Where the data below contains pictures, omit them; output the rest word for word.

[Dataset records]
■ ■ ■ ■ ■ ■ ■
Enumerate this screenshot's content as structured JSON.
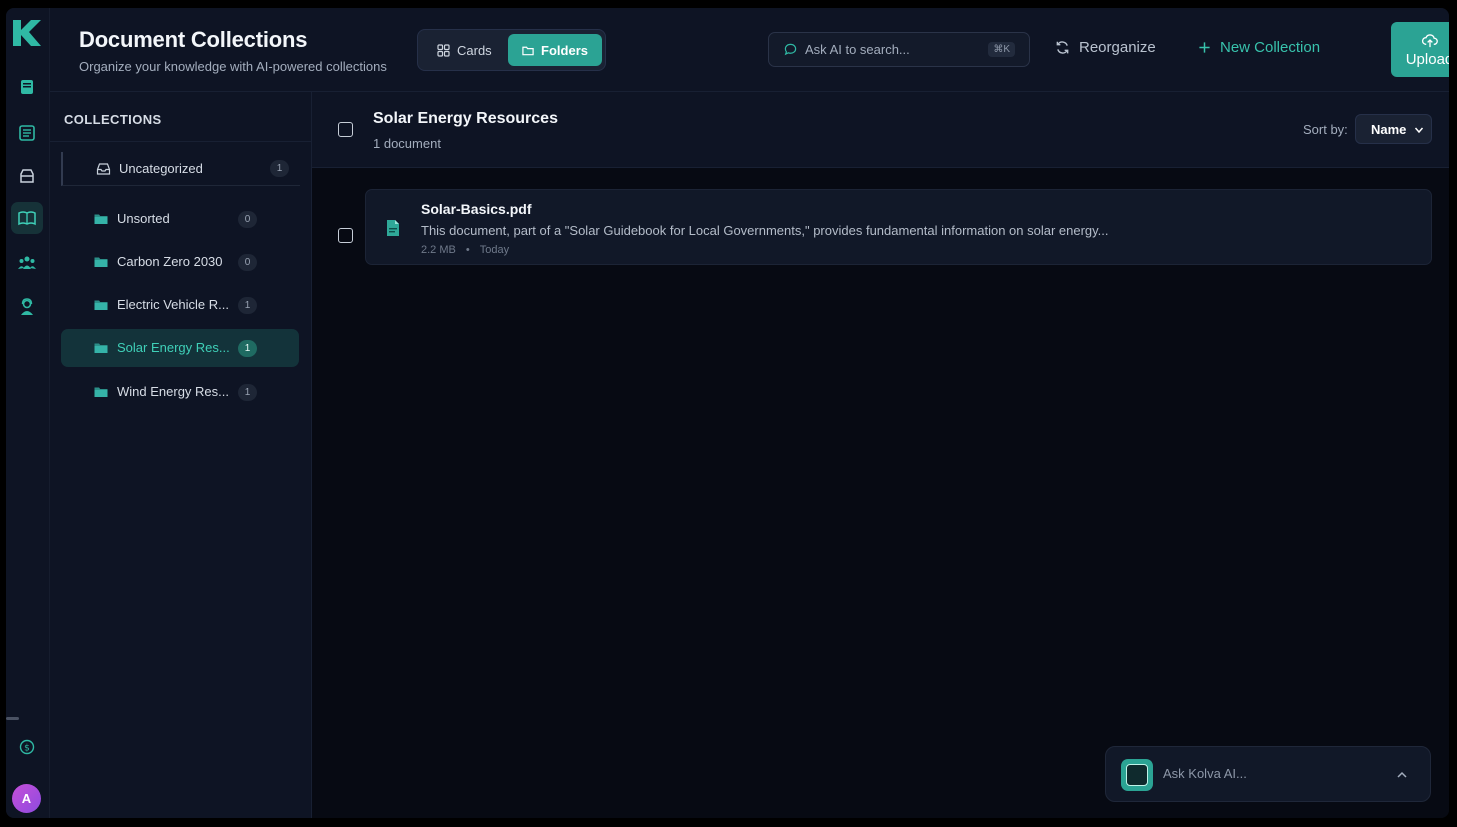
{
  "header": {
    "title": "Document Collections",
    "subtitle": "Organize your knowledge with AI-powered collections",
    "view_cards": "Cards",
    "view_folders": "Folders",
    "search_placeholder": "Ask AI to search...",
    "search_shortcut": "⌘K",
    "reorganize": "Reorganize",
    "new_collection": "New Collection",
    "upload": "Upload"
  },
  "sidebar": {
    "heading": "COLLECTIONS",
    "uncategorized": {
      "label": "Uncategorized",
      "count": "1"
    },
    "collections": [
      {
        "label": "Unsorted",
        "count": "0"
      },
      {
        "label": "Carbon Zero 2030",
        "count": "0"
      },
      {
        "label": "Electric Vehicle R...",
        "count": "1"
      },
      {
        "label": "Solar Energy Res...",
        "count": "1"
      },
      {
        "label": "Wind Energy Res...",
        "count": "1"
      }
    ],
    "active_index": 3
  },
  "main": {
    "collection_title": "Solar Energy Resources",
    "collection_count": "1 document",
    "sort_label": "Sort by:",
    "sort_value": "Name",
    "documents": [
      {
        "name": "Solar-Basics.pdf",
        "description": "This document, part of a \"Solar Guidebook for Local Governments,\" provides fundamental information on solar energy...",
        "size": "2.2 MB",
        "separator": "•",
        "date": "Today"
      }
    ]
  },
  "assistant": {
    "placeholder": "Ask Kolva AI..."
  },
  "user": {
    "initial": "A"
  },
  "colors": {
    "accent": "#2ba394",
    "accent_text": "#38c2ac",
    "background": "#0b0f1a",
    "panel": "#0e1424"
  }
}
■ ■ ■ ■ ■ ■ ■
Answer to this exercise:
Enumerate this screenshot's content as structured JSON.
{
  "header": {
    "title": "Document Collections",
    "subtitle": "Organize your knowledge with AI-powered collections",
    "view_cards": "Cards",
    "view_folders": "Folders",
    "search_placeholder": "Ask AI to search...",
    "search_shortcut": "⌘K",
    "reorganize": "Reorganize",
    "new_collection": "New Collection",
    "upload": "Upload"
  },
  "sidebar": {
    "heading": "COLLECTIONS",
    "uncategorized": {
      "label": "Uncategorized",
      "count": "1"
    },
    "collections": [
      {
        "label": "Unsorted",
        "count": "0"
      },
      {
        "label": "Carbon Zero 2030",
        "count": "0"
      },
      {
        "label": "Electric Vehicle R...",
        "count": "1"
      },
      {
        "label": "Solar Energy Res...",
        "count": "1"
      },
      {
        "label": "Wind Energy Res...",
        "count": "1"
      }
    ],
    "active_index": 3
  },
  "main": {
    "collection_title": "Solar Energy Resources",
    "collection_count": "1 document",
    "sort_label": "Sort by:",
    "sort_value": "Name",
    "documents": [
      {
        "name": "Solar-Basics.pdf",
        "description": "This document, part of a \"Solar Guidebook for Local Governments,\" provides fundamental information on solar energy...",
        "size": "2.2 MB",
        "separator": "•",
        "date": "Today"
      }
    ]
  },
  "assistant": {
    "placeholder": "Ask Kolva AI..."
  },
  "user": {
    "initial": "A"
  },
  "colors": {
    "accent": "#2ba394",
    "accent_text": "#38c2ac",
    "background": "#0b0f1a",
    "panel": "#0e1424"
  }
}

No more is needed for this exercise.